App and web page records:
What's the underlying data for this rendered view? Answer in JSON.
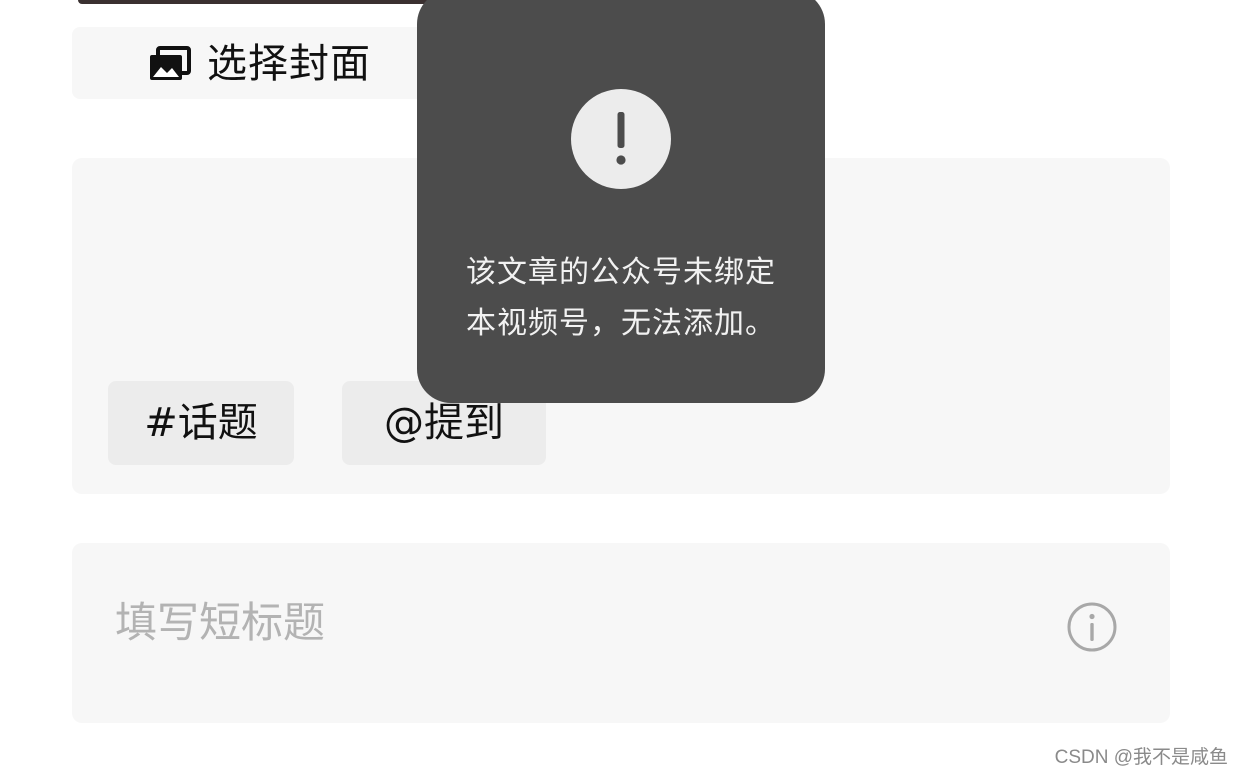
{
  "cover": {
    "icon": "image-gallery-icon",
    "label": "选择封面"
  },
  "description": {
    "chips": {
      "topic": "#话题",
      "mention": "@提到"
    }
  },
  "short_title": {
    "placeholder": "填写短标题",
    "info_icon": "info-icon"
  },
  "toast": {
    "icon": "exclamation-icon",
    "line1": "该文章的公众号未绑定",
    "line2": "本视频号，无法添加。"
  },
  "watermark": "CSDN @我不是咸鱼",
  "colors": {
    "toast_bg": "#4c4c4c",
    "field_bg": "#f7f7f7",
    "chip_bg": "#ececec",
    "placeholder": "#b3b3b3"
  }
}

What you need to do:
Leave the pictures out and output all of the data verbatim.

Answer for the task:
What's the underlying data for this rendered view? Answer in JSON.
{
  "cover": {
    "icon": "image-gallery-icon",
    "label": "选择封面"
  },
  "description": {
    "chips": {
      "topic": "#话题",
      "mention": "@提到"
    }
  },
  "short_title": {
    "placeholder": "填写短标题",
    "info_icon": "info-icon"
  },
  "toast": {
    "icon": "exclamation-icon",
    "line1": "该文章的公众号未绑定",
    "line2": "本视频号，无法添加。"
  },
  "watermark": "CSDN @我不是咸鱼",
  "colors": {
    "toast_bg": "#4c4c4c",
    "field_bg": "#f7f7f7",
    "chip_bg": "#ececec",
    "placeholder": "#b3b3b3"
  }
}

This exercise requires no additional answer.